"feeld, in its mode and method, lives in the same world as Finnegans Wake--both books force us to reconsider how language transfers (and hides) meaning."--The Millions

"For linguistic boldness and experimentation, it's hard to go wrong with the poems found in Jos Charles's collection feeld. What emerges is a blend of seemingly archaic language used to explore the nature of gender in new and unpredictable ways--and an absolutely gripping reading experience."--Vol. 1 Brooklyn

"Richly evocative . . . We can't read this book in a familiar way, blithely absorbed; the field requires we learn to read anew."--Kenyon Review

"To undermine and recreate our tools of value is a revolutionary act. Jos Charles's feeld unpacks and repacks the histories of each word with compelling lyricism, recreating the metaphors we live with and subscribe to inside."--Arkansas International

"Thrilling . . . Jos Charles's collection feeld makes a bold linguistic move."--Signature

"Disarming and engrossing . . . The collection undoes easy divisions between interior and exterior or science and nature. . . . Throughout, readers are subject to a careful recalibration of values, as Charles shows that a form is not important because it is static but rather because of the ways it changes, moves, and is perceived."--Publishers Weekly (starred review)

"feeld is a rare find that will be felt and studied for a long while. To reimagine a language of one's age is perhaps poetry's essential task.
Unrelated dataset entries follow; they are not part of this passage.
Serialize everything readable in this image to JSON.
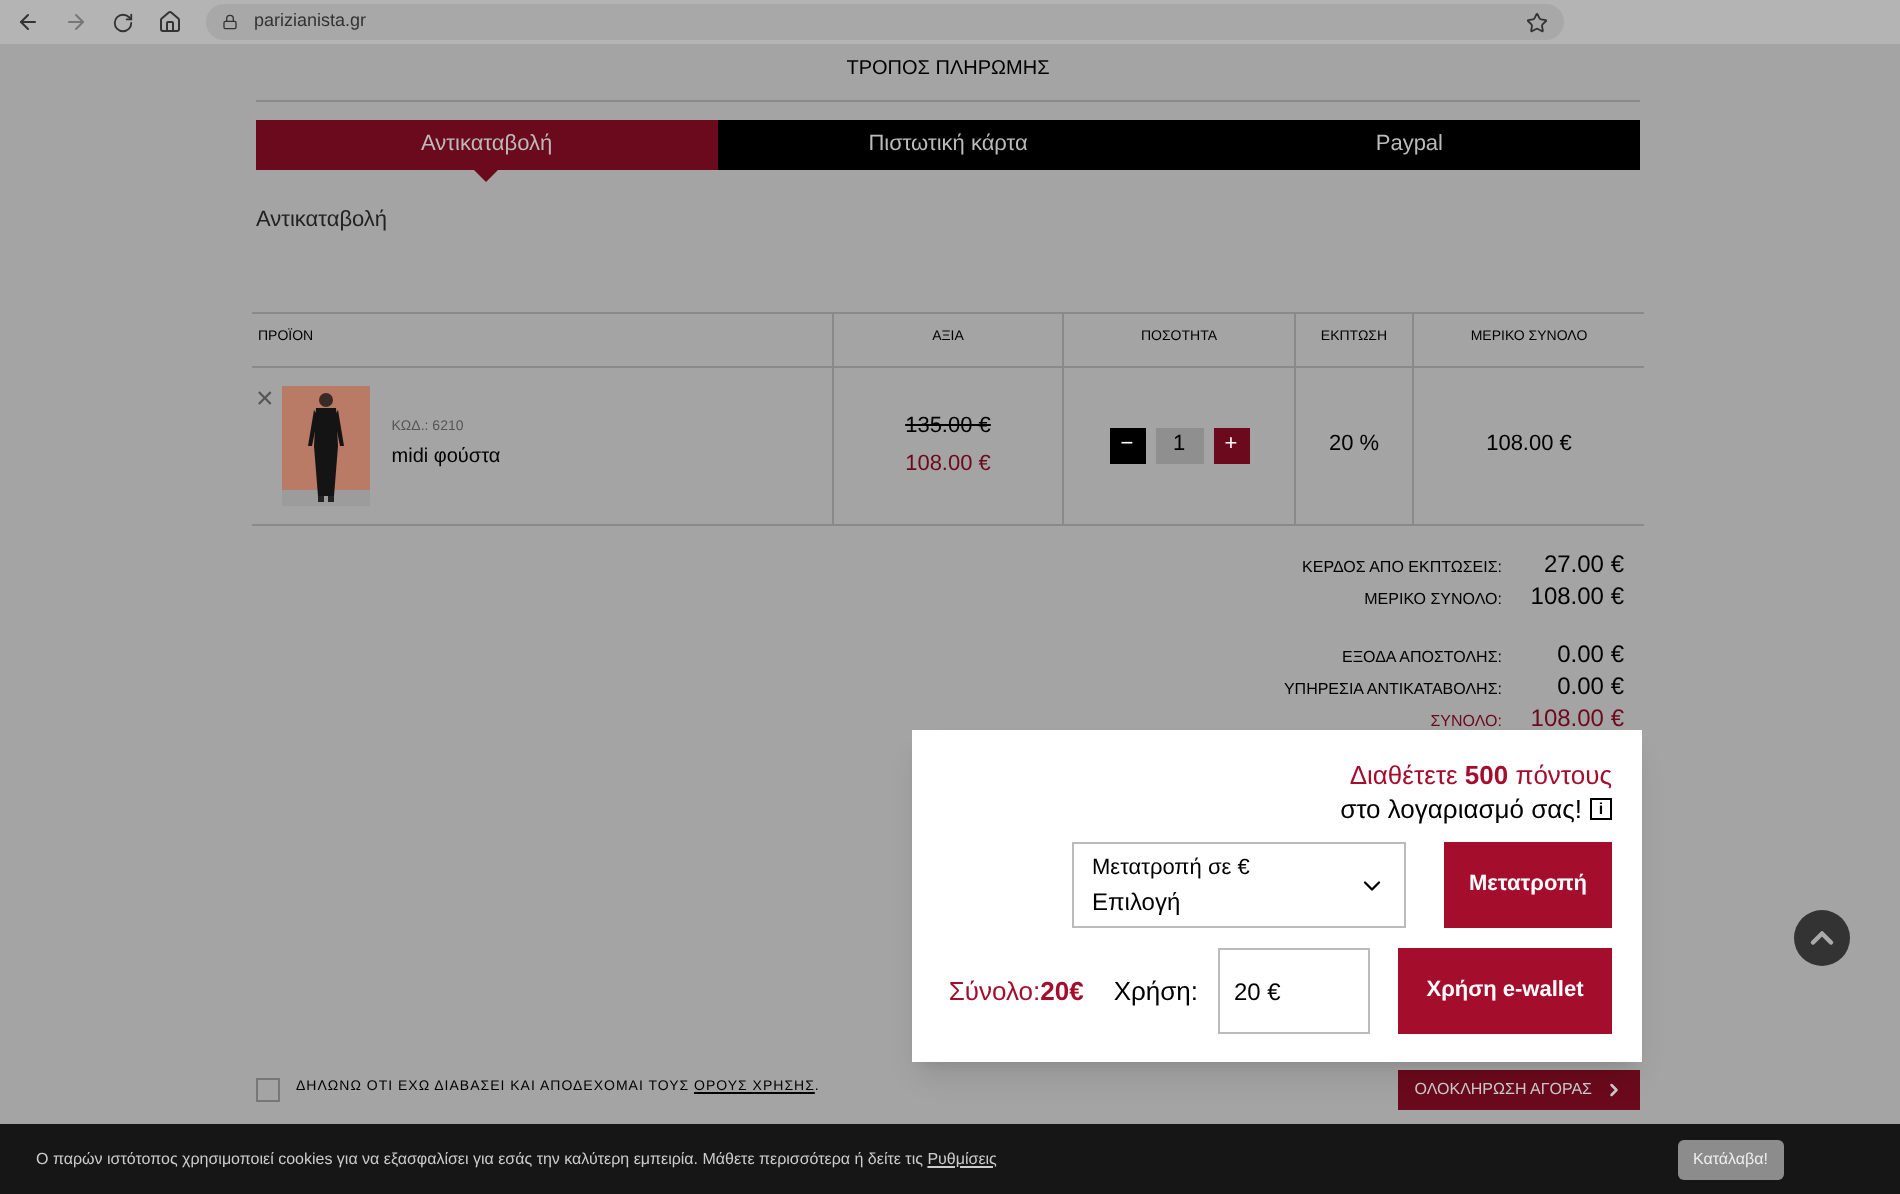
{
  "browser": {
    "url": "parizianista.gr"
  },
  "payment": {
    "title": "ΤΡΟΠΟΣ ΠΛΗΡΩΜΗΣ",
    "tabs": [
      {
        "label": "Αντικαταβολή",
        "selected": true
      },
      {
        "label": "Πιστωτική κάρτα",
        "selected": false
      },
      {
        "label": "Paypal",
        "selected": false
      }
    ],
    "method_text": "Αντικαταβολή"
  },
  "cart": {
    "columns": [
      "ΠΡΟΪΟΝ",
      "ΑΞΙΑ",
      "ΠΟΣΟΤΗΤΑ",
      "ΕΚΠΤΩΣΗ",
      "ΜΕΡΙΚΟ ΣΥΝΟΛΟ"
    ],
    "rows": [
      {
        "remove": "×",
        "code": "ΚΩΔ.: 6210",
        "name": "midi φούστα",
        "old_price": "135.00 €",
        "price": "108.00 €",
        "minus": "−",
        "quantity": "1",
        "plus": "+",
        "discount": "20 %",
        "subtotal": "108.00 €"
      }
    ]
  },
  "totals": {
    "summary": [
      {
        "label": "ΚΕΡΔΟΣ ΑΠΟ ΕΚΠΤΩΣΕΙΣ:",
        "value": "27.00 €",
        "kind": "plain"
      },
      {
        "label": "ΜΕΡΙΚΟ ΣΥΝΟΛΟ:",
        "value": "108.00 €",
        "kind": "plain"
      }
    ],
    "charges": [
      {
        "label": "ΕΞΟΔΑ ΑΠΟΣΤΟΛΗΣ:",
        "value": "0.00 €",
        "kind": "plain"
      },
      {
        "label": "ΥΠΗΡΕΣΙΑ ΑΝΤΙΚΑΤΑΒΟΛΗΣ:",
        "value": "0.00 €",
        "kind": "plain"
      },
      {
        "label": "ΣΥΝΟΛΟ:",
        "value": "108.00 €",
        "kind": "grand"
      }
    ]
  },
  "terms": {
    "text": "ΔΗΛΩΝΩ ΟΤΙ ΕΧΩ ΔΙΑΒΑΣΕΙ ΚΑΙ ΑΠΟΔΕΧΟΜΑΙ ΤΟΥΣ",
    "link": "ΟΡΟΥΣ ΧΡΗΣΗΣ",
    "after": ".",
    "checked": false
  },
  "checkout_button": "ΟΛΟΚΛΗΡΩΣΗ ΑΓΟΡΑΣ",
  "wallet": {
    "points_line": "Διαθέτετε **500** πόντους",
    "account_line": "στο λογαριασμό σας!",
    "info": "i",
    "select": {
      "label": "Μετατροπή σε €",
      "value": "Επιλογή"
    },
    "convert_button": "Μετατροπή",
    "total": "Σύνολο:**20€**",
    "use_label": "Χρήση:",
    "use_value": "20 €",
    "use_button": "Χρήση e-wallet"
  },
  "cookie": {
    "text": "Ο παρών ιστότοπος χρησιμοποιεί cookies για να εξασφαλίσει για εσάς την καλύτερη εμπειρία. Μάθετε περισσότερα ή δείτε τις",
    "link": "Ρυθμίσεις",
    "button": "Κατάλαβα!"
  }
}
One can't perform this without exile from one's language, a paradox that belongs to the spectrum of translation as primary tool for life: DNA into protein, consciousness into perception. As Chaucerian English into the digital twenty-first century, feeld is in elite company, and is arguably unheralded in its lyric inventiveness. It's an archeology of the present ('wee wer so nashenal') and an anagram of the genetic code that is the body ('lorde i am 1 / lorde i am 2 / lorde i am infinate'). If one were to rewrite feeld into standard English, the poems, with their protean registers, would still captivate us. This book masters the interchangeable. An ache of mouth, of speech, a sensory illusion of German, French, and English, of 'hors' and 'glome, ' a corpus at the cusp of the 'plesure 2 b alive' 'tonite I wuld luv to rite the mothe inn the guarden / 2 greev it.' feeld reflects and emits the alienation, the estrangement, this transgender poet endures and overcomes: 'eech hole is a vote.' Jos Charles rearranges the alphabet to survive its ferocity against her body. Where language is weaponized, feeld is a whistleblower, a reclamation of art's domain. The solidarity engendered here reaches beyond the specific injustice to its speakers. As feeld illuminates the field on which we incorporate our physical being, it forges an ambitious liberation."--Fady Joudah
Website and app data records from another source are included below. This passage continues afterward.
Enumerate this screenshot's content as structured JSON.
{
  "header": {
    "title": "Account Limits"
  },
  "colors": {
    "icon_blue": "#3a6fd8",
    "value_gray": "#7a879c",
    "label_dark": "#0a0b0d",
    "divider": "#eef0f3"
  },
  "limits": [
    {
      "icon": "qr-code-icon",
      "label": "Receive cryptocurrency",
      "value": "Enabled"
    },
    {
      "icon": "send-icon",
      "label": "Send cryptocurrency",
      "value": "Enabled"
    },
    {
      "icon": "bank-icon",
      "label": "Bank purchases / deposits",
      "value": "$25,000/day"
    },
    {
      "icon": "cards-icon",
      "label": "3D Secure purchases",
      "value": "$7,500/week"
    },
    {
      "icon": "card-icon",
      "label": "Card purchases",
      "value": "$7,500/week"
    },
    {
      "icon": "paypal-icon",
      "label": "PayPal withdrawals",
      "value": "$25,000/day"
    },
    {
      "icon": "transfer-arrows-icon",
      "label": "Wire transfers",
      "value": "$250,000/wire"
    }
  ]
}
"In Jos Charles's irreplaceable and enticing feeld, the future of American poetry turns out to be the early medieval past. That future is slippery and overstuffed with puns, like Spenser, or like Joyce, except way more trans. Squares of parchment, scraps from market gardens, 'hewman partes' (human parts; parties where men use axes, or get cut), roosters, grass, 'harts, ' milk, privacy and the publicity of a language that has to be turned inside out and backward in order to engender, and not to misgender, what Charles wants to bring into our own time . . . 'i am afrayde / i am riting myeself.' Don't be afraid. Go and listen. It should no longer be 'tragyck / bieng undre / stood.' 'The tran knos.' It's time."--Stephanie Burt

"An 'inscription' that belies its potential 'equivalencies.' A scene like a 'stall, ' the 'entrance to an institution.' Reading Jos Charles's feeld, I entered, as you are, the 'thynge' of the book: its glottal, pre-English or about-English memory. 'bieng tran is a unique kinde off organe / i am speeching materialie / i am speeching abot hereditie, ' writes Charles, turning the mouth of a reader into an ear, as these lines are read, or imagined. Is there such a thing as an alternative silence? Form is contingent upon the means by which it traverses a territory, I understood, extending: the many 'partes' of this radical poetry, which spans, as it must: mornings, holes, breathing, genetics, and time so gold--'goldenne'--it melts before it can be sold."--Bhanu Kapil